J.D. Salinger’s classic novel The Catcher in the Rye is narrated entirely from the point of view of sixteen year old Holden Caulfield – a boy on the cusp of manhood who is trying to find his way in the world of adults. Holden’s ambivalence about becoming a man is evident from the beginning. He is a cynical, immature teenager who is full of angst. The novel is really a retrospective covering a narrow time frame that begins when Holden is kicked out of an expensive prep school and extends over about four days as he takes the train back to his home in New York City and encounters various other characters. Holden Caulfield is not likable – he is antagonistic, smokes incessantly, and uses foul language in nearly every sentence. He is also a rather unreliable narrator, a boy who overcompensates for his insecurities by being jaunty and full of himself.

Thematically the novel covers issues of isolation, sexuality, and teenage angst. Caulfield’s struggle to understand mature sexual relationships plays a large role in the story. Faced with the terrifying leap over the cliff into adulthood, Caulfield sinks into a depression as the novel progresses.

The story has a rambling style of run on sentences filled with pithy dialogue. There were times when I grew tired of Caulfield’s negative voice. If I had to live with this kid I would probably want to shake him until his head snapped back and forth on his scrawny neck. Despite those moments, there were times I wanted to like his character – he is a boy who loves writing and reading, and beneath his tough exterior is a sensitive kid who has no idea how to grow up.

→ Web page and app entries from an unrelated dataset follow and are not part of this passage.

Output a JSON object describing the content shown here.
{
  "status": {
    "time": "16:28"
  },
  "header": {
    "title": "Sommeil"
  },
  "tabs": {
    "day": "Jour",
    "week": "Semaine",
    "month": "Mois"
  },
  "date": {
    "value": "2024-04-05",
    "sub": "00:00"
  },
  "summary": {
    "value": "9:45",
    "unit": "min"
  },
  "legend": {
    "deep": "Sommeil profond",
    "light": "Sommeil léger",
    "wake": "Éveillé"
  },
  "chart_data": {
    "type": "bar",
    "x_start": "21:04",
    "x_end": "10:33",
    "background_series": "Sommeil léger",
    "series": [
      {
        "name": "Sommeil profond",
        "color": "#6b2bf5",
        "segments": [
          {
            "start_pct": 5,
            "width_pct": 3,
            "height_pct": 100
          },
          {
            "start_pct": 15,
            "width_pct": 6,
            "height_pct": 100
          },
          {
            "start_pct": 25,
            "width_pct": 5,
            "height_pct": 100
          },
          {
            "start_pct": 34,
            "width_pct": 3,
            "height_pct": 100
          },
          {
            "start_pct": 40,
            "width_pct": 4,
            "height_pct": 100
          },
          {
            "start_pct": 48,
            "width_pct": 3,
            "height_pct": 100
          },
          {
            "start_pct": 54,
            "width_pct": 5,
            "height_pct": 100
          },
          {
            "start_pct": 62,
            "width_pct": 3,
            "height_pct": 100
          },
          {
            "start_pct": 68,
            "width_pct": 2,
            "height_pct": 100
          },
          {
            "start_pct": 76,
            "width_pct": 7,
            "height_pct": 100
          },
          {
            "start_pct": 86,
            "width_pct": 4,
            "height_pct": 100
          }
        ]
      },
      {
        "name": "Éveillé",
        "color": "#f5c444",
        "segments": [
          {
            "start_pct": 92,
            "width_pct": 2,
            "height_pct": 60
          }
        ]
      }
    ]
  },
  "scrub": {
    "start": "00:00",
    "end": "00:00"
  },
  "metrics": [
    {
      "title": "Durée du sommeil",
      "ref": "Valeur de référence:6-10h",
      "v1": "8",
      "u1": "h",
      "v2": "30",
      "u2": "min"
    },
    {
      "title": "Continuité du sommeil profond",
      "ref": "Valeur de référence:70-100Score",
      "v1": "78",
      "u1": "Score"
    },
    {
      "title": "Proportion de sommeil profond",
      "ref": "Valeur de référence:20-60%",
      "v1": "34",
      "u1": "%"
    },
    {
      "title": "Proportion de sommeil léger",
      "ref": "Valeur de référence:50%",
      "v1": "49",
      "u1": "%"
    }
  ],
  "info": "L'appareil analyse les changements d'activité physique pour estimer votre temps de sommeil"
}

The Catcher in the Rye has been a controversial novel since it was first published in the mid-twentieth century. Censored and challenged as part of high school reading lists, it has come under fire for its profanity, sexual themes, and teenage rebellion. I thought it rather tame compared to some of the other literature I’ve read.

I can’t say I really enjoyed this book. It is a quick read, but grew tiresome for me. I can see how it would appeal to teens – especially boys. I don’t really understand the idea of censorship or challenges for books like this…to me they are great places to start a dialogue with teens. Although I’m glad I finally got around to reading The Catcher in the Rye (for some reason I never read this novel as a teenager), it isn’t a tome I could recommend to other adult readers.

Just an average read that some might like –